For a unique bulb display in spring, plant bulbs in containers.
Plant the bulbs in layers in the container to create a dramatic display. Keep the containers in an unheated garage over the winter. An attached garage works best so that the containers with bulbs do not freeze solid.
Water the bulbs in well at planting and provide some supplemental water as needed during the remainder of fall. The bulbs will be forming roots during this time. You may need to water the containers in late winter as temperatures begin to warm up.
Move the pots outside as the weather warms in spring and the bulbs will grow and flower. Move the bulbs back into the garage if a hard freeze is predicted. If you have planted tulips that deer like to eat, place a net around the bulbs when you bring them outside.
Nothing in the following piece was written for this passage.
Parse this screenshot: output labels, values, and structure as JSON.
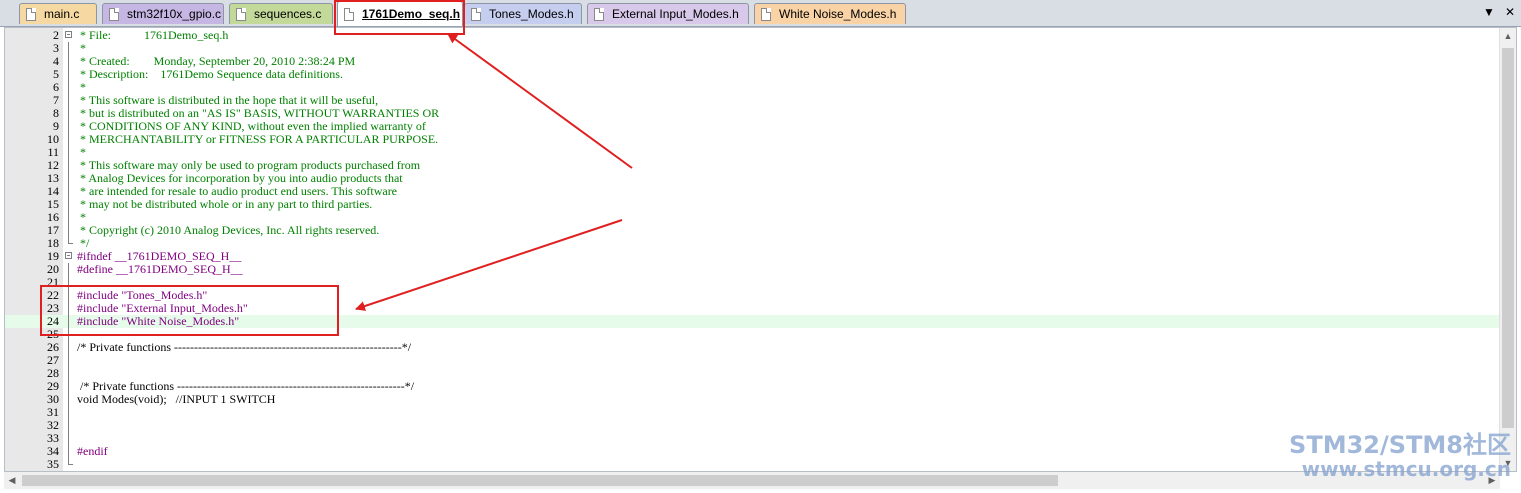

• Wait to cut back perennials until early spring so there will be some winter interest in the garden. Some perennials — such as hostas — do not look good after being frozen, so you may want to cut them back as they flatten to the ground. Use a general rule of cutting back the plants that do not look good late in the fall and cutting back the remaining plants in early spring.
You may want to consider cutting more perennials back in the fall if you have had problems with voles in past years. Voles are small rodents with stocky bodies, short legs and short tails that can be mistaken for mice. They do not hibernate and are active throughout the year, mostly at dawn and dusk.
Voles primarily eat the stems and leaves of various grasses, but they also consume other vegetation. They eat the bark of trees and shrubs during the winter, which causes more serious damage. Gardens with low-lying landscape plants such as arborvitae, spreading yews, junipers and cranberry cotoneaster have higher potential for vole activity.
Voles are most prolific when they have access to abundant vegetation and cover. The damage can be more severe during extended cold spells with deep snow cover. Eliminate weeds and dense ground cover around lawns to make these areas less able to support voles.
Mow lawns and other turf regularly and cut back vegetation from the bases of trees and shrubs as winter approaches in areas where there is vole activity. It is also a good idea to pull mulch away from the bases of trees and shrubs and keep snow cleared away from the bases of young trees. Reducing cover makes voles more vulnerable to predators such as hawks and owls. Removal of cover is very effective at preventing damage done by voles.
• Tim Johnson is director of horticulture at Chicago Botanic Garden, chicagobotanic.org.